### TRY IT
Find every line in the records below that holds the word "true", and copy it out.

### DATASET EXCERPTS
+ + +

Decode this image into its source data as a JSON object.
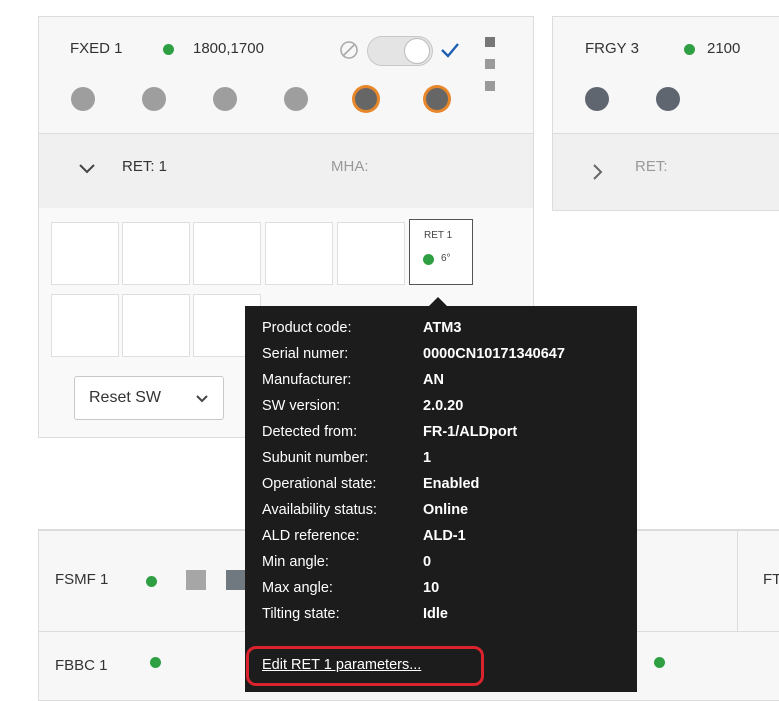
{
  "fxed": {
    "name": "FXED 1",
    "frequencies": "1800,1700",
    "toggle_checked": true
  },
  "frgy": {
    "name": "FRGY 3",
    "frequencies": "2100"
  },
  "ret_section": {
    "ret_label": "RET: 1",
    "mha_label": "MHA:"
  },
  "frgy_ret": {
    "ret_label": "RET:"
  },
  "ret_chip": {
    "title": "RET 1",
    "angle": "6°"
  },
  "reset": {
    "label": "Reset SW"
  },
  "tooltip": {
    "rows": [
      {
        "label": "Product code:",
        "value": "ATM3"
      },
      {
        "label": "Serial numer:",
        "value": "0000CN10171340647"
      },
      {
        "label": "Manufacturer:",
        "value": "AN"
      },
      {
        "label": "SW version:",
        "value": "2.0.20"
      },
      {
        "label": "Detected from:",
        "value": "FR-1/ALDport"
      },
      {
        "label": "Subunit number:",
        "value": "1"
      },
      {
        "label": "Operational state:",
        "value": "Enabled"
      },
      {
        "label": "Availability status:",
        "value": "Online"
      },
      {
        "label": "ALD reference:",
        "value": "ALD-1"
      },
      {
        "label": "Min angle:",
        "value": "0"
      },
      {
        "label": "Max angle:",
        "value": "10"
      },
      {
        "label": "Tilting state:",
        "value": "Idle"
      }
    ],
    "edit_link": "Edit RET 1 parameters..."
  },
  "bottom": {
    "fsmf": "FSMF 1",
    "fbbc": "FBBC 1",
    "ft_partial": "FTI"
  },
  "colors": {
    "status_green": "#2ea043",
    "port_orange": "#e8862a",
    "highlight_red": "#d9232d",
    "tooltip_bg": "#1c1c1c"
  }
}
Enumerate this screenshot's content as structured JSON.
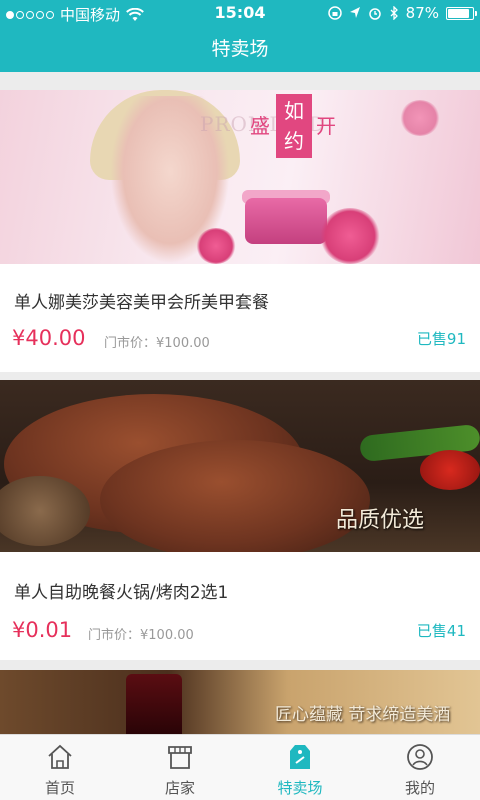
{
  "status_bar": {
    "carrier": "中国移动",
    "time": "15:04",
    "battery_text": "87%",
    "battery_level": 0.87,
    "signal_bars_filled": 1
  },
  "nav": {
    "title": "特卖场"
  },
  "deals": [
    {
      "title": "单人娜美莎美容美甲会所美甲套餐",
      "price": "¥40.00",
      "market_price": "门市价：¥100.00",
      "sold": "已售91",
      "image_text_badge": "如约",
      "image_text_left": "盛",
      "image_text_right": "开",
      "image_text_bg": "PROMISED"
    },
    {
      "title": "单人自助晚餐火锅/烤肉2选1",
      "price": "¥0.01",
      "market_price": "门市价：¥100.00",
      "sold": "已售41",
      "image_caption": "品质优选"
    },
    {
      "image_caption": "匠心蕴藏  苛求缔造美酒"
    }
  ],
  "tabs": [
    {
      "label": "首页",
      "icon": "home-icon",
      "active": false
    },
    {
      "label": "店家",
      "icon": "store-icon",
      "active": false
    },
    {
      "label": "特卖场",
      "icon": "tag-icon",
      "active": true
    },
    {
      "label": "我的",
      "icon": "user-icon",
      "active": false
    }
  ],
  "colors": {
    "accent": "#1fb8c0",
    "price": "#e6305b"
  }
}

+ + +

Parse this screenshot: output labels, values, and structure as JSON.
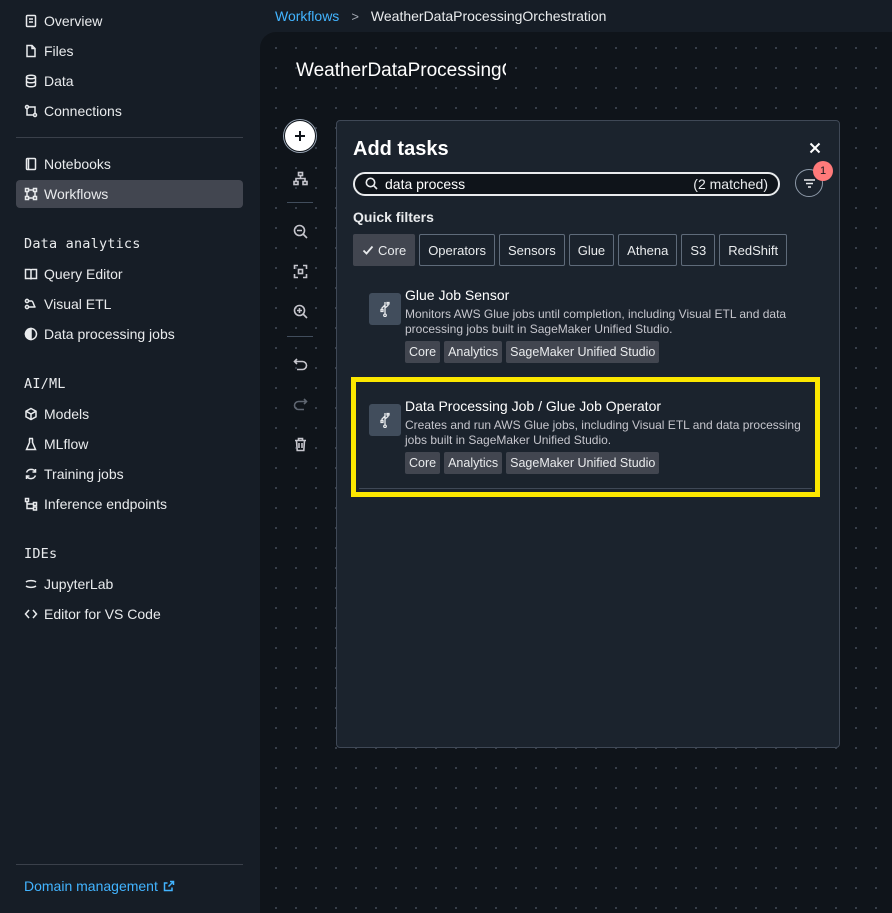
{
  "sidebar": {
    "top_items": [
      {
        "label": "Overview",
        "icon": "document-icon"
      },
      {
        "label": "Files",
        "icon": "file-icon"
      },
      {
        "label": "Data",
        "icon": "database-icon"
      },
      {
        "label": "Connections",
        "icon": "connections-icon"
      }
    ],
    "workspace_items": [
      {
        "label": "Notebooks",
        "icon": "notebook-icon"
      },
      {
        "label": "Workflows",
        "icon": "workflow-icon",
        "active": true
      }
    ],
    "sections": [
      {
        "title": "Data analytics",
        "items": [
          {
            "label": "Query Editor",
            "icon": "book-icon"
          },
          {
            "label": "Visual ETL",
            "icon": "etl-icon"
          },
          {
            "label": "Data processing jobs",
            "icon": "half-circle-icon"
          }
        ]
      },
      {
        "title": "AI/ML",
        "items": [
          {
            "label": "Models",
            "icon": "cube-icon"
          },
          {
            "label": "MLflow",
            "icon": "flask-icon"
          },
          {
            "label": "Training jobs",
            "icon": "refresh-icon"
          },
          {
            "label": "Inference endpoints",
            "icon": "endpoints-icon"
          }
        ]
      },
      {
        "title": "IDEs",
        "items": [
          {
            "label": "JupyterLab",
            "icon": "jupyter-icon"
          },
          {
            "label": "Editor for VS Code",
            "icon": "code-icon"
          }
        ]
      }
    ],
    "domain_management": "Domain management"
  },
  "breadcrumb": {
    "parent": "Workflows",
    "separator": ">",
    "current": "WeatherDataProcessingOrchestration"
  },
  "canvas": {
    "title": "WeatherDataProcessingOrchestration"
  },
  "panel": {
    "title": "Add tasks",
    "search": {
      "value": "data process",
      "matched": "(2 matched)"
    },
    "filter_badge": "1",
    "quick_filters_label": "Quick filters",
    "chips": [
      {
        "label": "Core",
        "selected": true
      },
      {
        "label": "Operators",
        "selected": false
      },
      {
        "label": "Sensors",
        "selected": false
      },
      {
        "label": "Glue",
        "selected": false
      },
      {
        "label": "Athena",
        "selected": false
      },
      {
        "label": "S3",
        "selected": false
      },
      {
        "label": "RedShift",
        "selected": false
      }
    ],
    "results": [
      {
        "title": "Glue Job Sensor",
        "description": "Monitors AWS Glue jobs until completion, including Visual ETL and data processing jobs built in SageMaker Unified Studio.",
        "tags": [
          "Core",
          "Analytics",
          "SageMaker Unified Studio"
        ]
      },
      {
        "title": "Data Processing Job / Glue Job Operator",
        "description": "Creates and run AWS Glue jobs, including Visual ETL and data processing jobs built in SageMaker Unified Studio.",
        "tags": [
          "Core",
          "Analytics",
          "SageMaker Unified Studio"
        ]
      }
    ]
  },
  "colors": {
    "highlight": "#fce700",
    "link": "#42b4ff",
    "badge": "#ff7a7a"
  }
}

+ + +

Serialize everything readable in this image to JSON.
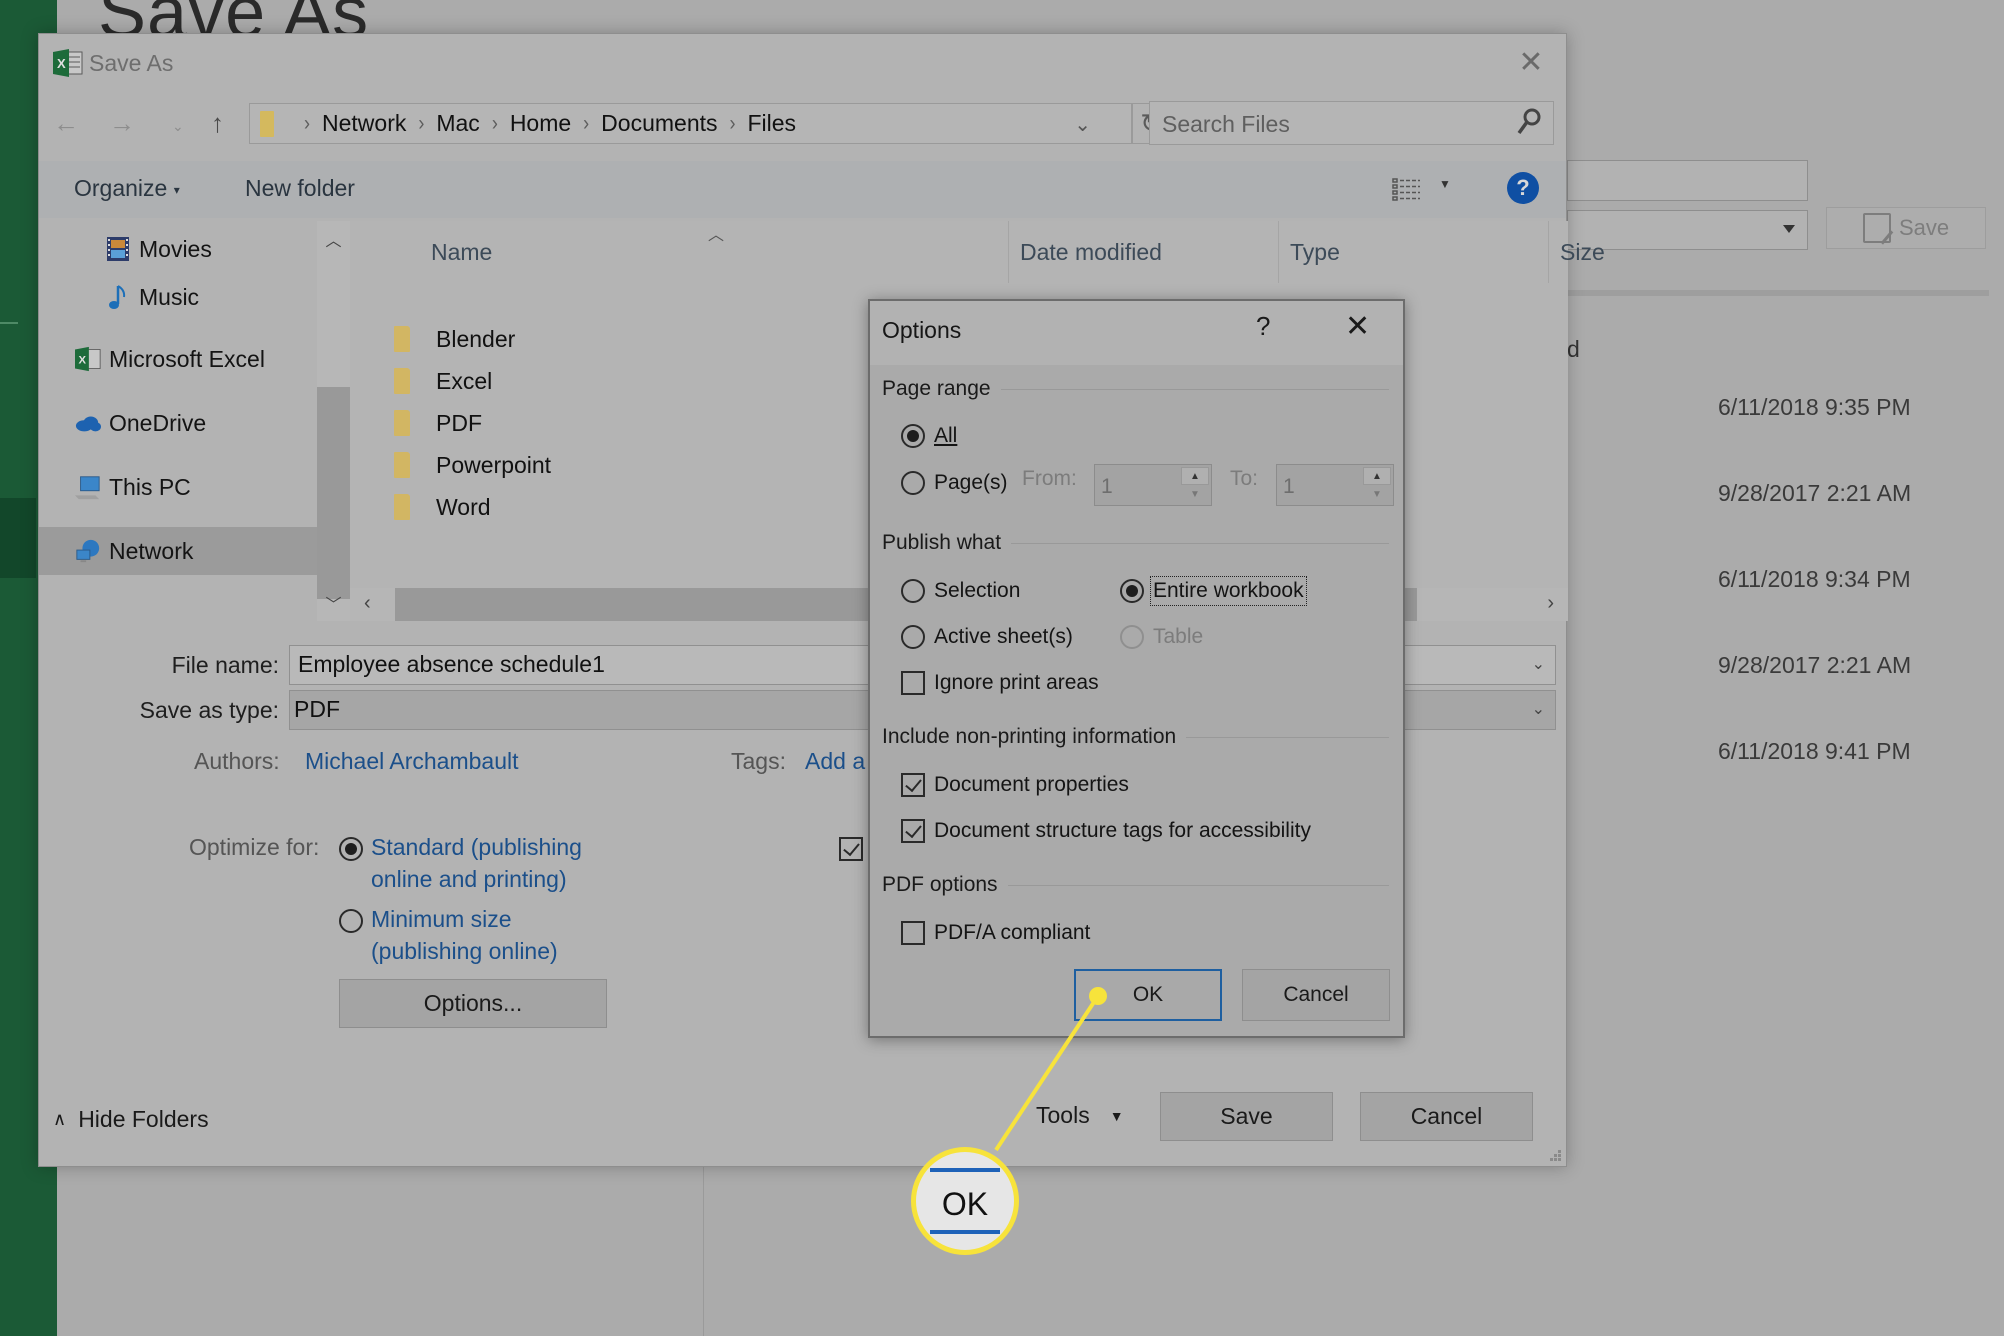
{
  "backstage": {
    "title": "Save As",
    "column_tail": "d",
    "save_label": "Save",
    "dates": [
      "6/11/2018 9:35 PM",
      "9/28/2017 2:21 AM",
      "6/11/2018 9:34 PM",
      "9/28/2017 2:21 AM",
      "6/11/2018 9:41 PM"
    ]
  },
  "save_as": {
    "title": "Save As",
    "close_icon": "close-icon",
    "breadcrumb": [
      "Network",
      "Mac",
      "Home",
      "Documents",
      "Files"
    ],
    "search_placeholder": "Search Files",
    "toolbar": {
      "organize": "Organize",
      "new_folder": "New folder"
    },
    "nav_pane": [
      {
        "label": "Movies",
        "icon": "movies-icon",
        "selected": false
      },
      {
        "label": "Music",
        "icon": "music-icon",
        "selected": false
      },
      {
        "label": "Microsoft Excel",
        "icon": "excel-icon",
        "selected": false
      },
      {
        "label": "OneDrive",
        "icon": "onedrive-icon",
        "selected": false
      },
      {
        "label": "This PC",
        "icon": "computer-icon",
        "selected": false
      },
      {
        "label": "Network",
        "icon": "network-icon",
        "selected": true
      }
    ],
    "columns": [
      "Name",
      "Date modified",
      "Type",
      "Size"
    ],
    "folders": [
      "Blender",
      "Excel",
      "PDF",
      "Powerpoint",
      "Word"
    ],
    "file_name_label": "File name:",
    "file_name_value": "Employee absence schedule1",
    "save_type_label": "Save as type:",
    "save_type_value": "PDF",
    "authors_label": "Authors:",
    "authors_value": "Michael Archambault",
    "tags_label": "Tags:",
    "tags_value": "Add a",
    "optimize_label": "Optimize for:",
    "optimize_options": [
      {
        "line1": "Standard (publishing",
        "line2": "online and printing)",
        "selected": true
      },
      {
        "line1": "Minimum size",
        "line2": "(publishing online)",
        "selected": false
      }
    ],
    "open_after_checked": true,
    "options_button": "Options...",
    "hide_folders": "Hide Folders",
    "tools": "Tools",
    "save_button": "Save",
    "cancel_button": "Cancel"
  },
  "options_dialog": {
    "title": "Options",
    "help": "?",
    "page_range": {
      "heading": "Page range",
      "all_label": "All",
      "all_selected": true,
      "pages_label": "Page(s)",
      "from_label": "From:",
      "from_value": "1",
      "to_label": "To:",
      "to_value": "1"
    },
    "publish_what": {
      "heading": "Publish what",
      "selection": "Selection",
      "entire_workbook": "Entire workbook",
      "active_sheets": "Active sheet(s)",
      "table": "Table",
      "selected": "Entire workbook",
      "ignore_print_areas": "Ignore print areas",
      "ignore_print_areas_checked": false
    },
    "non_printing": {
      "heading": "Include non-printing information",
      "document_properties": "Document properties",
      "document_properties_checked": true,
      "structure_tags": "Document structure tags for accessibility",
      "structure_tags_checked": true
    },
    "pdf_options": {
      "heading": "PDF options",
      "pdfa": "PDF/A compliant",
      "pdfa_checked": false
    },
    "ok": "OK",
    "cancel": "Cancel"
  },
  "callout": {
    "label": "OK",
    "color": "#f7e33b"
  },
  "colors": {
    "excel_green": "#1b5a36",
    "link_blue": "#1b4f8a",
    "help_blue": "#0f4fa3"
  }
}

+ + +

### RESPONSE FOR THIS EXERCISE
    "toggle_checked": true
      "active": true
        "active": true
        "selected": true
        "selected": true
        "selected": true
    "open_after_checked": true,
      "all_selected": true,
      "document_properties_checked": true,
      "structure_tags_checked": true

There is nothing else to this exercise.